* [What is expected]: Which lines in the entries below contain the string "Spend"? Show each of them in full.

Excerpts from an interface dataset
··········

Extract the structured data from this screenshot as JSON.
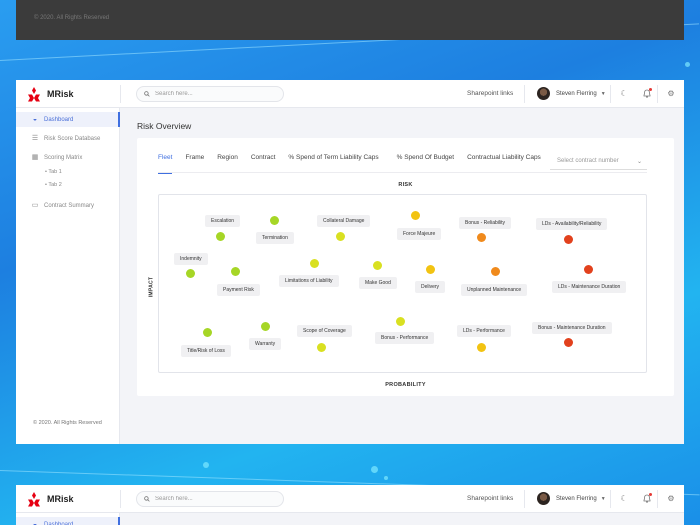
{
  "previous_frame": {
    "copyright": "© 2020. All Rights Reserved"
  },
  "app": {
    "brand": "MRisk"
  },
  "header": {
    "search_placeholder": "Search here...",
    "sharepoint_links": "Sharepoint links",
    "user_name": "Steven Flerring"
  },
  "sidebar": {
    "items": [
      {
        "label": "Dashboard",
        "icon": "dashboard-gauge-icon",
        "active": true
      },
      {
        "label": "Risk Score Database",
        "icon": "database-icon",
        "active": false
      },
      {
        "label": "Scoring Matrix",
        "icon": "grid-matrix-icon",
        "active": false
      },
      {
        "label": "Contract Summary",
        "icon": "book-icon",
        "active": false
      }
    ],
    "sub_items": [
      "Tab 1",
      "Tab 2"
    ],
    "copyright": "© 2020. All Rights Reserved"
  },
  "page": {
    "title": "Risk Overview"
  },
  "tabs": [
    {
      "label": "Fleet",
      "active": true
    },
    {
      "label": "Frame",
      "active": false
    },
    {
      "label": "Region",
      "active": false
    },
    {
      "label": "Contract",
      "active": false
    },
    {
      "label": "% Spend of Term Liability Caps",
      "active": false
    },
    {
      "label": "% Spend Of Budget",
      "active": false
    },
    {
      "label": "Contractual Liability Caps",
      "active": false
    }
  ],
  "contract_select": {
    "placeholder": "Select contract number"
  },
  "matrix": {
    "title": "RISK",
    "y_label": "IMPACT",
    "x_label": "PROBABILITY",
    "colors": {
      "low": "#a6d626",
      "medium_low": "#d9e021",
      "medium": "#f2c312",
      "medium_high": "#f08a1c",
      "high": "#e2411d"
    },
    "risks": [
      {
        "label": "Escalation",
        "level": "low"
      },
      {
        "label": "Termination",
        "level": "low"
      },
      {
        "label": "Collateral Damage",
        "level": "medium_low"
      },
      {
        "label": "Force Majeure",
        "level": "medium"
      },
      {
        "label": "Bonus - Reliability",
        "level": "medium_high"
      },
      {
        "label": "LDs - Availability/Reliability",
        "level": "high"
      },
      {
        "label": "Indemnity",
        "level": "low"
      },
      {
        "label": "Payment Risk",
        "level": "low"
      },
      {
        "label": "Limitations of Liability",
        "level": "medium_low"
      },
      {
        "label": "Make Good",
        "level": "medium_low"
      },
      {
        "label": "Delivery",
        "level": "medium"
      },
      {
        "label": "Unplanned Maintenance",
        "level": "medium_high"
      },
      {
        "label": "LDs - Maintenance Duration",
        "level": "high"
      },
      {
        "label": "Title/Risk of Loss",
        "level": "low"
      },
      {
        "label": "Warranty",
        "level": "low"
      },
      {
        "label": "Scope of Coverage",
        "level": "medium_low"
      },
      {
        "label": "Bonus - Performance",
        "level": "medium_low"
      },
      {
        "label": "LDs - Performance",
        "level": "medium"
      },
      {
        "label": "Bonus - Maintenance Duration",
        "level": "high"
      }
    ]
  }
}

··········

* [Solution]:
      "label": "% Spend of Term Liability Caps",
      "label": "% Spend Of Budget",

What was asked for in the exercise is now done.